The second-year running back is the undisputed bell cow in his backfield, but be aware that his pass-game usage might dip with Mitchell Trubisky under center. Montgomery saw only five targets in two and a half games with Trubisky to start the season.
Robinson’s target share was also over 30% with Trubisky at the helm earlier this year and fell to 24% with Nick Foles as the team’s signal-caller. His yards per route run (2.10) was also better with Trubisky than with Foles (1.91).
Green Bay has only allowed three touchdowns all season to the tight end position, making Jimmy Graham an extremely thin plan. In single-game DFS format, it’s probably better to save salary and go after rookie tight end Cole Kmet, who played ahead of Graham in the team’s last game.
This isn’t the spot to go after the likes of Allen Lazard or Marquez Valdes-Scantling with the Bears allowing the fourth-fewest fantasy points to WRs over the past four weeks. But a player fantasy managers can turn to is “Big Bob” Robert Tonyan, who finds himself in a plus-matchup.
Chicago has allowed the seventh-most fantasy points to the tight end position over the past four weeks and has faced the fifth-most targets inside the 10-yard line to TEs. All six of Tonyan’s TDs this season have come on targets inside the 10-yard line.

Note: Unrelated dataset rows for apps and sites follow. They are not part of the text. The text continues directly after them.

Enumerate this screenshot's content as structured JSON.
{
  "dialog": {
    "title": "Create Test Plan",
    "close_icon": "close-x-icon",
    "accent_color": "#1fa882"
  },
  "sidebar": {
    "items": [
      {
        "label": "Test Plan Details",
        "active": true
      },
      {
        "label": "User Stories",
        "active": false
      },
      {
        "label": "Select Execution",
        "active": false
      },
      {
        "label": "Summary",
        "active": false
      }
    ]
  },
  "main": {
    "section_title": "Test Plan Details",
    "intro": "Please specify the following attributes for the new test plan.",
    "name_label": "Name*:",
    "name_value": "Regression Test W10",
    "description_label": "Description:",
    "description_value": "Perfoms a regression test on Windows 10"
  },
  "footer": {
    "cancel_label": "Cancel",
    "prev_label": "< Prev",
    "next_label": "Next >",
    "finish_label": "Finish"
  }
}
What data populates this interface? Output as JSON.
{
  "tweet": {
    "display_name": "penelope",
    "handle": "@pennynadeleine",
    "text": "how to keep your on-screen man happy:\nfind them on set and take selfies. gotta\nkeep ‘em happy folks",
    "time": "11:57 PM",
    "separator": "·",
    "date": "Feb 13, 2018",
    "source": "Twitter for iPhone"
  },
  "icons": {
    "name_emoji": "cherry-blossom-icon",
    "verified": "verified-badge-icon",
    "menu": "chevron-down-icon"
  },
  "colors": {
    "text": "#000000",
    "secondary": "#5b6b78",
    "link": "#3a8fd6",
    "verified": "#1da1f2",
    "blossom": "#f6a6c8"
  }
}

Jamaal Williams is also an interesting DFS target because he played more in the red zone than Jones in Week 11. Jones was out-snapped six to one when the team was inside the 20.
I listed Carson Wentz as a sit this week, but that doesn’t mean his pass-catchers can’t deliver. Even with an improved pass-rush, Seattle has allowed seventh-most receiving yards and fourth-most receptions to WRs, warranting both Jalen Reagor and Travis Fulgham as low-end WR3s this week.
The rookie is tied for the team-lead in targets (19) over the past three games, so his breakout game is looming. He also leads the team in end-zone targets — he is the Eagles’ wide receiver to bet on to score in this spot.
Miles Sanders might have trouble getting going on the ground in this spot versus PFF’s No. 4-ranked run defense, but he should be able to satisfy fantasy managers as a receiver. Seattle has allowed the fourth-most receptions to running backs this season.
Chris Carson looks full-go to return to the lineup this week. The way the team treated Carlos Hyde upon his return from injury — 69% snaps, 14 carries, three targets — makes me think it will put Carson back into a workhorse role.
As of Thursday, he is still practicing in a limited capacity, but unless we hear anything about a setback or limited role, start him with confidence as a high-end RB2 this week. Per PFF’s OL/DL matchup chart, the Seahawks have the fourth-best advantage in the trenches when rushing this week.
There’s a chance Seattle tries to be more balanced on offense in light of Russell Wilson’s recent struggles. In the Seahawks' last game, they ran the ball on 39% of their plays — that was the team's highest run rate since Week 4 when Carson rushed for a season-high 80 yards.